Every time I go fishing I either wish my father was there or I think about calling him to tell him how I did. Sometimes, especially after a good catch, it just strikes me how much I miss having him tell me what a good fish I got. He was my fishing buddy.
He took me with him as far back as when I was only 2 years old and he was a staff sergeant in the Air Force back in Cocoa Beach, Florida. I still have flashes of memories of going out with him on the long piers at night when he was shrimping.
I fondly recall my dad taking me to my Great Uncle Spencer Kleinhammer’s fishing pond in Lemoore. I can still see and feel the thick cattails we walked through to reach the water. It was where I got my first bluegill on a bobber and ’crawler. I ran with the fish in hand around the pond to where my dad and cousin were throwing bass lures to show them my prize. I wanted so badly to be a “big boy fisherman” and their praise for my catch started a lifelong passion.
Another passage in my early years was having my dad take me with him to Hanoian’s Sporting Goods, where outdoor legend Gary Alcorn held court with other sportsmen. Being accepted as a good angler was something I wanted very badly. When Gary remembered my name it meant the world to me. I try to remember that lesson with young anglers. My father knew that this was a healthy environment for a young boy, and he made it possible for me to experience and grow from it.
My father was a very tough farmer and ex-military guy, but what really connected us was that deep down we were buddies who had shared a lot of life and outdoors. He spent key time with me, and taught me life lessons that are still paying off to this very day. It wouldn’t be such a big deal if it weren’t for the fact I don’t see this happening nearly as much these days. It’s hard to make important life memories spending your key time with a computer or a cellphone – yet that’s where many folks are investing in their family’s lives.
Later, when my dad was failing from Alzheimer’s, our roles reversed and it was my turn to sow into his life with planned fishing trips. Funny, the trips became that much more important and making my dad feel like he still had the freedom to go fishing was critical for him. It was almost all he looked forward to – just like I did as a child.
My fondest memory is planning a special fishing trip with him as he was failing. I knew time was running out. He was so pumped up to go, he didn’t sleep the night before. I picked him up at the assisted care facility pulling my boat and we headed out to Millerton. Incredibly, he fished all afternoon and he held up well! He “wasn’t giving up!”

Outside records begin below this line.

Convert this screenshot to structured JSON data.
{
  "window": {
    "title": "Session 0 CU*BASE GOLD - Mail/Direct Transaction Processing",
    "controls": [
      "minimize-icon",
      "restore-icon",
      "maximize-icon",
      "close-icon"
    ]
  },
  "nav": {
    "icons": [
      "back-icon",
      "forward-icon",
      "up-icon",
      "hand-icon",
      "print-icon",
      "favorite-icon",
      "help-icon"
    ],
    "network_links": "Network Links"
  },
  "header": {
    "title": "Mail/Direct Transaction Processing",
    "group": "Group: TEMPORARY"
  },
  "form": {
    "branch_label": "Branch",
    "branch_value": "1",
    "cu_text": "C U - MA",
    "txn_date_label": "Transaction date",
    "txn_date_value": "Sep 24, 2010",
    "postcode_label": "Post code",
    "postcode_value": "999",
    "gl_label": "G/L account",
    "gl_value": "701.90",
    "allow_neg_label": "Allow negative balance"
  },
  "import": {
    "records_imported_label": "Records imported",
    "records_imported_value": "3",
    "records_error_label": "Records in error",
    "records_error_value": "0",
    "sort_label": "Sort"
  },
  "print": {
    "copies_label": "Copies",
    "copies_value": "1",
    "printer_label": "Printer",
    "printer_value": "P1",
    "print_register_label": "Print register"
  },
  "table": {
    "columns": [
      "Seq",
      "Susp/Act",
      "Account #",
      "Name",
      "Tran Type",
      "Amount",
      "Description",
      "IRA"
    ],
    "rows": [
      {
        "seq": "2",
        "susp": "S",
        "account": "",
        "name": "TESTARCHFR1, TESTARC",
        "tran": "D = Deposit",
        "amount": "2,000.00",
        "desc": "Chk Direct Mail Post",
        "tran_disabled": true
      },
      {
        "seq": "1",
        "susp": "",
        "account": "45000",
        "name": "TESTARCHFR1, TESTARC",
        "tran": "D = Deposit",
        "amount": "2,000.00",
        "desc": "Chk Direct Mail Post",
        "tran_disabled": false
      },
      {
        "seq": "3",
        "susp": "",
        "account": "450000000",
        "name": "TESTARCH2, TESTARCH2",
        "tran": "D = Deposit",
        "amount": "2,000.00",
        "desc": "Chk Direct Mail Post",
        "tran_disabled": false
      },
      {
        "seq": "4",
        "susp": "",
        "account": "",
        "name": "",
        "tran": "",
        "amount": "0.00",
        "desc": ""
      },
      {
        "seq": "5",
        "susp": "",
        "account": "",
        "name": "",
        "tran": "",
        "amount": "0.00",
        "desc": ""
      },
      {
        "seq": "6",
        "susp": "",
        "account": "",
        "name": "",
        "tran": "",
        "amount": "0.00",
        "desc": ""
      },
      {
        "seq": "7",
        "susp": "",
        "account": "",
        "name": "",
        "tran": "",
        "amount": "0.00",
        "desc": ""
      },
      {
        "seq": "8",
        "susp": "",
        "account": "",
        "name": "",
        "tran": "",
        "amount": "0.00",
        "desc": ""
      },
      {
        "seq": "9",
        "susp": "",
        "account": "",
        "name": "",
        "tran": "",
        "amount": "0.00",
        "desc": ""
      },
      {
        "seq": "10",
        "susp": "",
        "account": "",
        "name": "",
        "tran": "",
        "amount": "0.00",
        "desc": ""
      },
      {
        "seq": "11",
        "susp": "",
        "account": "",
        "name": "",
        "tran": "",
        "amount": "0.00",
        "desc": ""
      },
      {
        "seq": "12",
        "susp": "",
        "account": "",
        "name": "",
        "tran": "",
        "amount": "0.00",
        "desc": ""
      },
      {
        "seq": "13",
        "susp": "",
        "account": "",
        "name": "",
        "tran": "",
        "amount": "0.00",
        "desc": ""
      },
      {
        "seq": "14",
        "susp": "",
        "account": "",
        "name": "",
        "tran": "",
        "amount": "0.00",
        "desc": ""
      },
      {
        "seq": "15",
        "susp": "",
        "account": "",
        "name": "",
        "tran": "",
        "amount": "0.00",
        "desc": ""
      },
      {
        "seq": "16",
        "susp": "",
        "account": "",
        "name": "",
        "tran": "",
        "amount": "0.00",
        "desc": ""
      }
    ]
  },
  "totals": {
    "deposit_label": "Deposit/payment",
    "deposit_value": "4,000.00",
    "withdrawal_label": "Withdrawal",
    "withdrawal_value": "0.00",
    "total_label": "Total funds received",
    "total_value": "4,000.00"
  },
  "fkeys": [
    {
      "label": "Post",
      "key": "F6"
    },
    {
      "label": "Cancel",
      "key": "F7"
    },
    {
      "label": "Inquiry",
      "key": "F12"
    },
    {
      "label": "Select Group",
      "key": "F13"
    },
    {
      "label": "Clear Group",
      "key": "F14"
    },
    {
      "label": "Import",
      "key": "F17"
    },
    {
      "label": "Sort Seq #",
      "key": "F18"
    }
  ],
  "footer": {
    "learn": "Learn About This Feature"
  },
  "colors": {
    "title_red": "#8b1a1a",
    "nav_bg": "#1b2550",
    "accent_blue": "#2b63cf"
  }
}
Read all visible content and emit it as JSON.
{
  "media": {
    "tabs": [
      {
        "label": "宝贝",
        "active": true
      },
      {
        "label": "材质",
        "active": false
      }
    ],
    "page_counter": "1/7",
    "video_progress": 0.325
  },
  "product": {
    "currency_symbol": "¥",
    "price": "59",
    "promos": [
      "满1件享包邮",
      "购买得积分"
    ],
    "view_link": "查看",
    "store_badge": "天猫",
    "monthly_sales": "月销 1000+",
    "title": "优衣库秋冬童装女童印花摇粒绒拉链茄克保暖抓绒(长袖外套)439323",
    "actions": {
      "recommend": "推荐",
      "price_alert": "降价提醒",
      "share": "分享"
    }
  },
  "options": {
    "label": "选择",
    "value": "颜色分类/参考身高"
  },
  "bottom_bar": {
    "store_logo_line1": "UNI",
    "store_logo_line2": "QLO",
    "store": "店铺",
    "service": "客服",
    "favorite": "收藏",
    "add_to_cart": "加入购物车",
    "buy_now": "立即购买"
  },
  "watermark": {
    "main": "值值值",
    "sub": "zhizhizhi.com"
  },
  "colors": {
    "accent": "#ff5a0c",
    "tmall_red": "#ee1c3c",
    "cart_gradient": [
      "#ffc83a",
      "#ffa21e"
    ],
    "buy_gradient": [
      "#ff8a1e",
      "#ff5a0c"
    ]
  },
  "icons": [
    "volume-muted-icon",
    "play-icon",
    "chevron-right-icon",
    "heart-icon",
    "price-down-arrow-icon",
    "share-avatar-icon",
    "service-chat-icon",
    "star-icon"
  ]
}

It was near dusk and we hadn’t caught a fish. I threw up a little prayer when I made literally “the last cast.” Reeling in, I got a strong hit. I handed the pole to my dad and let him fight the fish. The 12-pound striper was a beautiful blessing. He was ecstatic. We had caught it together. It was his last fish ever. It was an ending beyond anything I could have hoped for, a treasured memory and the culmination of our special relationship.
Love you, Dad.
Never give up!